Here, Jesus demonstrates this principle through his own service. He is Lord (“for so I am”), but he does not leverage his authority to command his disciples to serve him. Instead, Jesus first uses his authority by serving his disciples. Then, he uses his authority to command them to do as he has done to them—that is, to serve one another. Jesus’ disciples will lead in Jesus’ kingdom by serving in the way that Jesus has modeled leadership.
Practically, speaking, this means that Jesus calls his disciples to exercise whatever authority and dominion he entrusts to them not to build themselves up, but to serve those whom they lead. For example, parents are entrusted with authority over their children not so that their children can serve them, but so that they can serve their children. So, parents teach their children God’s word so that the children never remember a day when they know Jesus, and parents discipline their children to prepare them for life in the real world. Parents rule over their children by serving them, not by exploiting them, and so it is in any position of authority, whether in the business, government, or the church.
Jesus’ Disciples Teach to Serve
Second, Jesus says that his disciples will teach not in order to gain glory for themselves, but in order to serve. In the world, the office of Teacher brings along with it deference, respect, and other benefits. Elsewhere, Jesus warns of such teachers:
“Beware of the scribes, who like to walk around in long robes and like greetings in the marketplaces and have the best seats in the synagogues and the places of honor at feasts, who devour widows’ houses and for a pretense make long prayers. They will receive the greater condemnation.” (Mark 12:38–40)
If you were a Teacher like one of the rabbis, scribes, or Pharisees, the people would hang on your every word and serve you in whatever capacity they could. Gaining this glory is not the purpose that Jesus sends his disciples to teach. Jesus sends his disciples to teach not to build a larger platform with more followers, bigger speaking fees, and more lucrative book deals. Instead, Jesus commands that his disciples should teach in order to serve. That is, the teacher must make himself or herself a slave to those whom they teach, seeking their students’ good rather than their own glory.
Discipleship is Learning to Lead
With all this in mind, I want to suggest a very simple definition for discipleship: learning to lead.

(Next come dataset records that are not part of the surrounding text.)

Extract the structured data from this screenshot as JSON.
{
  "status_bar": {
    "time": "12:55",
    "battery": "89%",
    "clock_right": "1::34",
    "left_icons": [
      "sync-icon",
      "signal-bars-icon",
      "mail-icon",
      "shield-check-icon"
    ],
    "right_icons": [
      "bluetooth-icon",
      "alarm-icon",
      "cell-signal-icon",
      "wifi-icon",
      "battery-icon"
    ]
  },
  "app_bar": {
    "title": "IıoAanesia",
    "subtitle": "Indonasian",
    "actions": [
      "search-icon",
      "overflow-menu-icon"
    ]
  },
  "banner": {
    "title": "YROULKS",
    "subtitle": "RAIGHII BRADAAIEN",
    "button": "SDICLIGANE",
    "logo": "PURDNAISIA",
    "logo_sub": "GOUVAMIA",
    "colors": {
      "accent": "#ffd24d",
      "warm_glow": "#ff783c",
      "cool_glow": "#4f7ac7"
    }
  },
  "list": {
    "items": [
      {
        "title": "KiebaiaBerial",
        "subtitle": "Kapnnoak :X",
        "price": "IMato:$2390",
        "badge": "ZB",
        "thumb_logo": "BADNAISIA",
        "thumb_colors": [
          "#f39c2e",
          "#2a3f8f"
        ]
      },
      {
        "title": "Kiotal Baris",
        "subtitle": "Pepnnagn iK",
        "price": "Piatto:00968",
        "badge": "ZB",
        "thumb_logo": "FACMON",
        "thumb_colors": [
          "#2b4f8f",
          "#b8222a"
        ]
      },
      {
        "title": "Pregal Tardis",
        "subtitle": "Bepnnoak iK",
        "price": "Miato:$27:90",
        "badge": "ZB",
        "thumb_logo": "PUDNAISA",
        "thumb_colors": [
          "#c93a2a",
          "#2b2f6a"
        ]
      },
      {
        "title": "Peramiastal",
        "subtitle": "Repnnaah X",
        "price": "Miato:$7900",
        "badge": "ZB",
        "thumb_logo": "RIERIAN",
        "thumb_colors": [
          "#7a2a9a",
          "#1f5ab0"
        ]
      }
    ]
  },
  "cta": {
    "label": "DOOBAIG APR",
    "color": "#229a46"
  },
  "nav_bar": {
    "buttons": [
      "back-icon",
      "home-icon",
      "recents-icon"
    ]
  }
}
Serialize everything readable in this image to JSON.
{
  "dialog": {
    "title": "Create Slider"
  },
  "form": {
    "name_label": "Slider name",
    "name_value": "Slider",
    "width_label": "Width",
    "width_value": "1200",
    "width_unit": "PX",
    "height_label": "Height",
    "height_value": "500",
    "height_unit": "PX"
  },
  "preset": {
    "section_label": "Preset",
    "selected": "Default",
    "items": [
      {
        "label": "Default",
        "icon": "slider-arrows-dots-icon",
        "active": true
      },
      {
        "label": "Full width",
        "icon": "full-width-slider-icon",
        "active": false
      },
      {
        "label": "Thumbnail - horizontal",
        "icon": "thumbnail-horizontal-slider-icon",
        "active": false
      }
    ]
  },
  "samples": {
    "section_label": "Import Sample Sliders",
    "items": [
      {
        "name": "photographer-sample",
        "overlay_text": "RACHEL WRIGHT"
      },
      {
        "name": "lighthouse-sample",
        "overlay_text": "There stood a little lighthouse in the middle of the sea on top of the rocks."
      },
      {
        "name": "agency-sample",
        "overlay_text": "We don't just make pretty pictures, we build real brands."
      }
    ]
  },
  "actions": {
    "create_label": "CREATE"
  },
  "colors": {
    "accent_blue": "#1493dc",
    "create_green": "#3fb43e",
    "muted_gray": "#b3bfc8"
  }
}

We must learn to make ourselves servants for the purpose of leading others toward Christ. Whether we serve with words or with deeds, our service seeks to lead people to worship God and, in turn, to take up the task of discipleship for themselves.
There are three implications from this:
- Every Christian is called to discipleship.
- Every disciple of Jesus is learning to serve someone.
- Every disciple of Jesus is learning to lead someone.
Jesus models the example of taking the position of a servant by washing his disciples’ feet in order to teach them how they must serve. Then, Jesus sends them into the world in order to learn to serve the world by faithfully seeking the world’s true good—not only through seeking peace and prosperity, but through pointing the world to the gospel of Jesus Christ.
So, every disciple is learning to serve someone—that is, learning to lead someone. All of us must learn to lead our own lives as disciples of Jesus, and all of us must also learn to lead others as disciple-makers who are seeking to help others take the next step toward Jesus in whatever capacity God entrusts to us. We will fear, fail, and falter along the way, but Jesus calls us to walk the path of discipleship by continuing to learn how to lead as his disciples through it all.